TRADITIONAL ORTHODOXY, OUR ANSWER AND RESPONSIBILITY
We must admit, however, that sometimes there is also an error from outside. Under the influence of Western Christian (Roman Catholicism and Protestantism), the Orthodox way of deification (theosis) is often replaced by the "way of ethical improvements."
The latter, a vision of natural and ethical deification (theosis), is man centered. Even when it has a religious flavor, it still does not differ in essence from the ethical beliefs of atheistic humanism. It is neither churchly nor liturgical. It does not reveal to the world human beings who are deified. Instead it produces, (in Greece at least), "small-town Christians": people limited to the bounds of propriety as they understand it. It is based on human ethical activity, and not on the action of God's Uncreated Grace. It does not lead men out of their eccentricity, nor provide them with the experience of Divine Grace, nor help them advance in true prayer and fellowship with God.
This approach made its first appearance in the Orthodox world some six hundred years ago. It was represented by the Western theologian Barlaam the Calabrian, and it was opposed by the latter individual that Saint Gregory Palamas made himself the defender of the theology of Uncreated Grace. Barlaam was defeated. However, he has since returned in the form of the strong intellectual currents out of the West which have been 'flooding' into our Eastern European countries over the past two centuries.
Today we must become aware of the significant difference and opposition which exists between these two anthropologies and ways of life: that which is represented by Barlaam, and that which we find in Saint Gregory Palamas and the Philokalia. When our young people wake up from the lethargy of hedonism and humanistic self-deception, they begin to wander in search of a place to rest. A merely conventional Christianity cannot offer them such a place.
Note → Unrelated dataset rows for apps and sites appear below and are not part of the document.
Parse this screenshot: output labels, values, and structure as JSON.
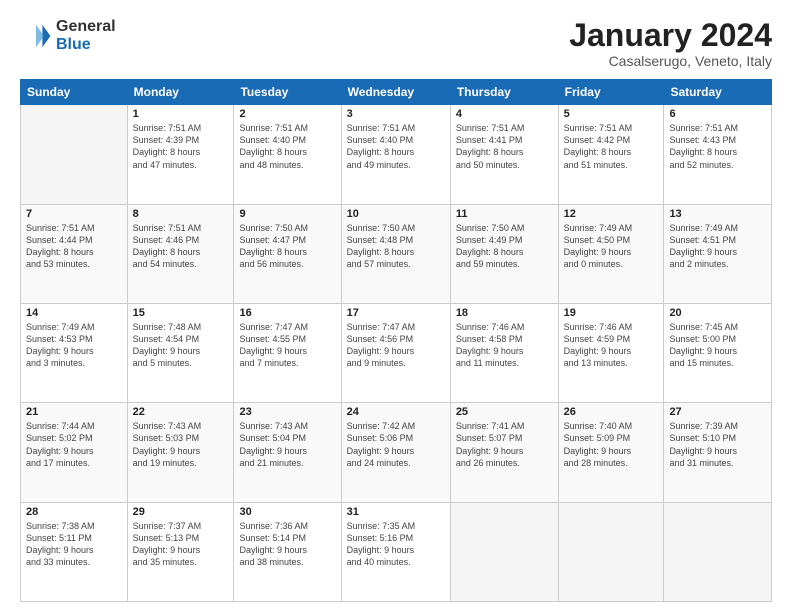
{
  "logo": {
    "general": "General",
    "blue": "Blue"
  },
  "title": "January 2024",
  "subtitle": "Casalserugo, Veneto, Italy",
  "days_header": [
    "Sunday",
    "Monday",
    "Tuesday",
    "Wednesday",
    "Thursday",
    "Friday",
    "Saturday"
  ],
  "weeks": [
    [
      {
        "num": "",
        "info": ""
      },
      {
        "num": "1",
        "info": "Sunrise: 7:51 AM\nSunset: 4:39 PM\nDaylight: 8 hours\nand 47 minutes."
      },
      {
        "num": "2",
        "info": "Sunrise: 7:51 AM\nSunset: 4:40 PM\nDaylight: 8 hours\nand 48 minutes."
      },
      {
        "num": "3",
        "info": "Sunrise: 7:51 AM\nSunset: 4:40 PM\nDaylight: 8 hours\nand 49 minutes."
      },
      {
        "num": "4",
        "info": "Sunrise: 7:51 AM\nSunset: 4:41 PM\nDaylight: 8 hours\nand 50 minutes."
      },
      {
        "num": "5",
        "info": "Sunrise: 7:51 AM\nSunset: 4:42 PM\nDaylight: 8 hours\nand 51 minutes."
      },
      {
        "num": "6",
        "info": "Sunrise: 7:51 AM\nSunset: 4:43 PM\nDaylight: 8 hours\nand 52 minutes."
      }
    ],
    [
      {
        "num": "7",
        "info": "Sunrise: 7:51 AM\nSunset: 4:44 PM\nDaylight: 8 hours\nand 53 minutes."
      },
      {
        "num": "8",
        "info": "Sunrise: 7:51 AM\nSunset: 4:46 PM\nDaylight: 8 hours\nand 54 minutes."
      },
      {
        "num": "9",
        "info": "Sunrise: 7:50 AM\nSunset: 4:47 PM\nDaylight: 8 hours\nand 56 minutes."
      },
      {
        "num": "10",
        "info": "Sunrise: 7:50 AM\nSunset: 4:48 PM\nDaylight: 8 hours\nand 57 minutes."
      },
      {
        "num": "11",
        "info": "Sunrise: 7:50 AM\nSunset: 4:49 PM\nDaylight: 8 hours\nand 59 minutes."
      },
      {
        "num": "12",
        "info": "Sunrise: 7:49 AM\nSunset: 4:50 PM\nDaylight: 9 hours\nand 0 minutes."
      },
      {
        "num": "13",
        "info": "Sunrise: 7:49 AM\nSunset: 4:51 PM\nDaylight: 9 hours\nand 2 minutes."
      }
    ],
    [
      {
        "num": "14",
        "info": "Sunrise: 7:49 AM\nSunset: 4:53 PM\nDaylight: 9 hours\nand 3 minutes."
      },
      {
        "num": "15",
        "info": "Sunrise: 7:48 AM\nSunset: 4:54 PM\nDaylight: 9 hours\nand 5 minutes."
      },
      {
        "num": "16",
        "info": "Sunrise: 7:47 AM\nSunset: 4:55 PM\nDaylight: 9 hours\nand 7 minutes."
      },
      {
        "num": "17",
        "info": "Sunrise: 7:47 AM\nSunset: 4:56 PM\nDaylight: 9 hours\nand 9 minutes."
      },
      {
        "num": "18",
        "info": "Sunrise: 7:46 AM\nSunset: 4:58 PM\nDaylight: 9 hours\nand 11 minutes."
      },
      {
        "num": "19",
        "info": "Sunrise: 7:46 AM\nSunset: 4:59 PM\nDaylight: 9 hours\nand 13 minutes."
      },
      {
        "num": "20",
        "info": "Sunrise: 7:45 AM\nSunset: 5:00 PM\nDaylight: 9 hours\nand 15 minutes."
      }
    ],
    [
      {
        "num": "21",
        "info": "Sunrise: 7:44 AM\nSunset: 5:02 PM\nDaylight: 9 hours\nand 17 minutes."
      },
      {
        "num": "22",
        "info": "Sunrise: 7:43 AM\nSunset: 5:03 PM\nDaylight: 9 hours\nand 19 minutes."
      },
      {
        "num": "23",
        "info": "Sunrise: 7:43 AM\nSunset: 5:04 PM\nDaylight: 9 hours\nand 21 minutes."
      },
      {
        "num": "24",
        "info": "Sunrise: 7:42 AM\nSunset: 5:06 PM\nDaylight: 9 hours\nand 24 minutes."
      },
      {
        "num": "25",
        "info": "Sunrise: 7:41 AM\nSunset: 5:07 PM\nDaylight: 9 hours\nand 26 minutes."
      },
      {
        "num": "26",
        "info": "Sunrise: 7:40 AM\nSunset: 5:09 PM\nDaylight: 9 hours\nand 28 minutes."
      },
      {
        "num": "27",
        "info": "Sunrise: 7:39 AM\nSunset: 5:10 PM\nDaylight: 9 hours\nand 31 minutes."
      }
    ],
    [
      {
        "num": "28",
        "info": "Sunrise: 7:38 AM\nSunset: 5:11 PM\nDaylight: 9 hours\nand 33 minutes."
      },
      {
        "num": "29",
        "info": "Sunrise: 7:37 AM\nSunset: 5:13 PM\nDaylight: 9 hours\nand 35 minutes."
      },
      {
        "num": "30",
        "info": "Sunrise: 7:36 AM\nSunset: 5:14 PM\nDaylight: 9 hours\nand 38 minutes."
      },
      {
        "num": "31",
        "info": "Sunrise: 7:35 AM\nSunset: 5:16 PM\nDaylight: 9 hours\nand 40 minutes."
      },
      {
        "num": "",
        "info": ""
      },
      {
        "num": "",
        "info": ""
      },
      {
        "num": "",
        "info": ""
      }
    ]
  ]
}
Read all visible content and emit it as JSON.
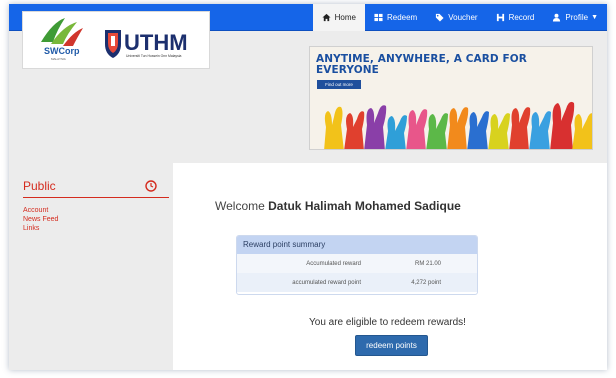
{
  "nav": {
    "items": [
      {
        "label": "Home",
        "icon": "home-icon",
        "active": true
      },
      {
        "label": "Redeem",
        "icon": "grid-icon",
        "active": false
      },
      {
        "label": "Voucher",
        "icon": "tag-icon",
        "active": false
      },
      {
        "label": "Record",
        "icon": "bookmark-icon",
        "active": false
      },
      {
        "label": "Profile",
        "icon": "user-icon",
        "active": false
      }
    ],
    "colors": {
      "bar": "#1565e8",
      "active_bg": "#f4f4f4"
    }
  },
  "logos": {
    "swcorp_text": "SWCorp",
    "swcorp_sub": "MALAYSIA",
    "uthm_text": "UTHM",
    "uthm_sub": "Universiti Tun Hussein Onn Malaysia"
  },
  "banner": {
    "title": "ANYTIME, ANYWHERE, A CARD FOR EVERYONE",
    "button_label": "Find out more"
  },
  "sidebar": {
    "title": "Public",
    "accent_color": "#d42b1e",
    "links": [
      {
        "label": "Account"
      },
      {
        "label": "News Feed"
      },
      {
        "label": "Links"
      }
    ]
  },
  "main": {
    "welcome_prefix": "Welcome",
    "user_name": "Datuk Halimah Mohamed Sadique",
    "reward": {
      "header": "Reward point summary",
      "rows": [
        {
          "label": "Accumulated reward",
          "value": "RM 21.00"
        },
        {
          "label": "accumulated reward point",
          "value": "4,272 point"
        }
      ]
    },
    "eligible_text": "You are eligible to redeem rewards!",
    "redeem_button": "redeem points"
  }
}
Their souls thirst for a personal encounter and an experience of God, for a life which embodies a genuine mysticism, a redeemed and sanctified eroticism. If they cannot find true Orthodoxy, cannot come to know our mystical theology, our real tradition and our genuine piety, then they will seek their resting places elsewhere--in the mysticisms of the far east, for example, or in the much advertised self-transcendence provided by the artificial--and lethal--paradise of drugs…or in the fogs and bogs of the occult.
It is our responsibility to see that they do not do this.
With sincere agape In His Holy Diakonia,
The sinner and unworthy servant of God